WHAT YOU ARE ASKED TO DO. Images are to be left out when the records below are printed word for word.

DATASET RECORDS.
▼

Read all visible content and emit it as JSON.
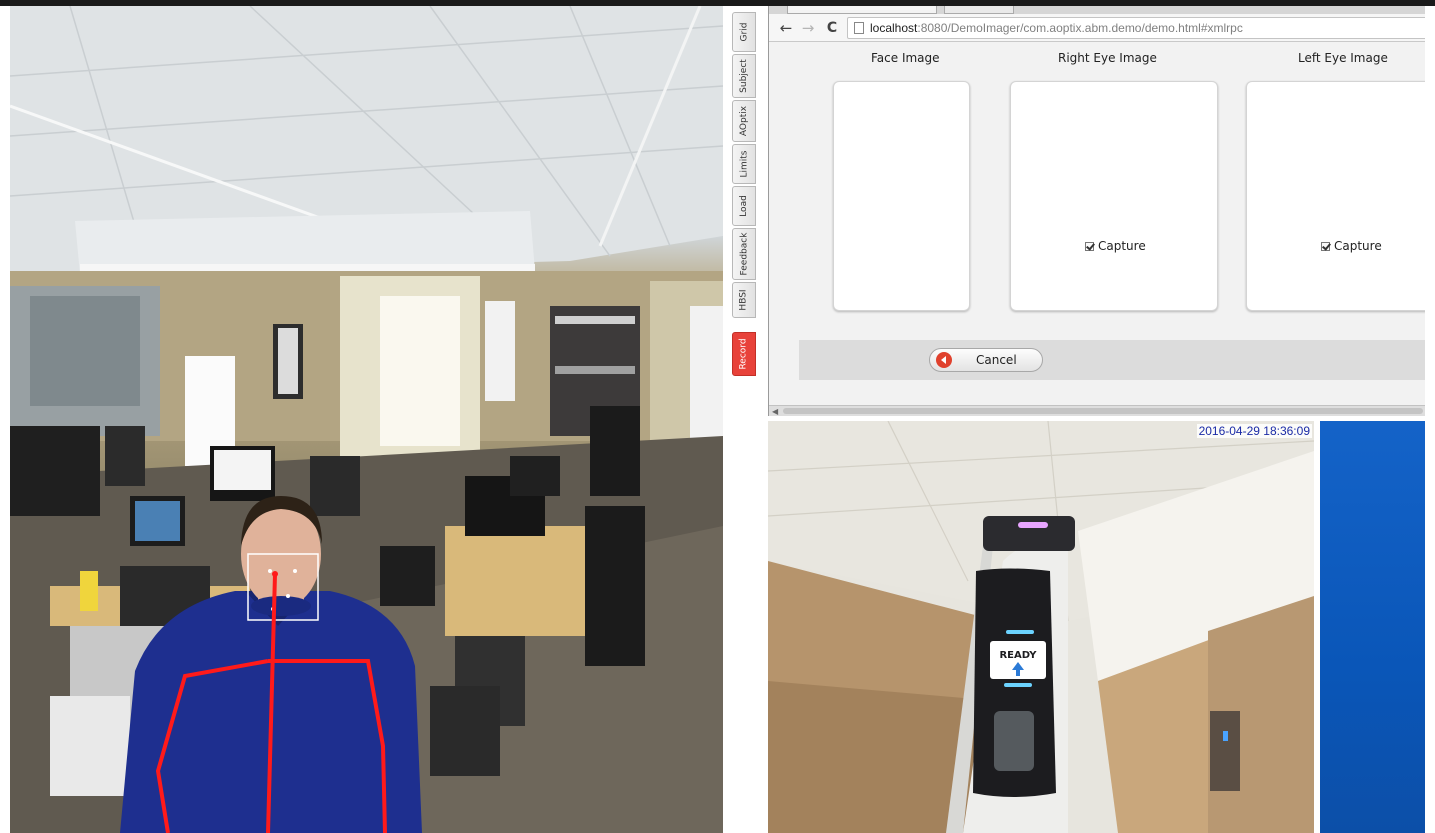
{
  "left_panel": {
    "name": "Subject camera feed"
  },
  "side_tabs": [
    "Grid",
    "Subject",
    "AOptix",
    "Limits",
    "Load",
    "Feedback",
    "HBSI",
    "Record"
  ],
  "browser": {
    "url_host": "localhost",
    "url_rest": ":8080/DemoImager/com.aoptix.abm.demo/demo.html#xmlrpc"
  },
  "demo_page": {
    "columns": [
      {
        "title": "Face Image"
      },
      {
        "title": "Right Eye Image",
        "capture_label": "Capture",
        "capture_checked": true
      },
      {
        "title": "Left Eye Image",
        "capture_label": "Capture",
        "capture_checked": true
      }
    ],
    "cancel_label": "Cancel"
  },
  "device_camera": {
    "timestamp": "2016-04-29 18:36:09",
    "device_label": "READY"
  },
  "colors": {
    "record_tab": "#e8423a",
    "skeleton": "#ff1a1a",
    "cancel_icon": "#e0412d",
    "timestamp": "#1b2ba6",
    "desktop": "#0a56b8"
  }
}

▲

REPLY TO THE EXERCISE.
Read all visible content and emit it as JSON.
{
  "left_panel": {
    "name": "Subject camera feed"
  },
  "side_tabs": [
    "Grid",
    "Subject",
    "AOptix",
    "Limits",
    "Load",
    "Feedback",
    "HBSI",
    "Record"
  ],
  "browser": {
    "url_host": "localhost",
    "url_rest": ":8080/DemoImager/com.aoptix.abm.demo/demo.html#xmlrpc"
  },
  "demo_page": {
    "columns": [
      {
        "title": "Face Image"
      },
      {
        "title": "Right Eye Image",
        "capture_label": "Capture",
        "capture_checked": true
      },
      {
        "title": "Left Eye Image",
        "capture_label": "Capture",
        "capture_checked": true
      }
    ],
    "cancel_label": "Cancel"
  },
  "device_camera": {
    "timestamp": "2016-04-29 18:36:09",
    "device_label": "READY"
  },
  "colors": {
    "record_tab": "#e8423a",
    "skeleton": "#ff1a1a",
    "cancel_icon": "#e0412d",
    "timestamp": "#1b2ba6",
    "desktop": "#0a56b8"
  }
}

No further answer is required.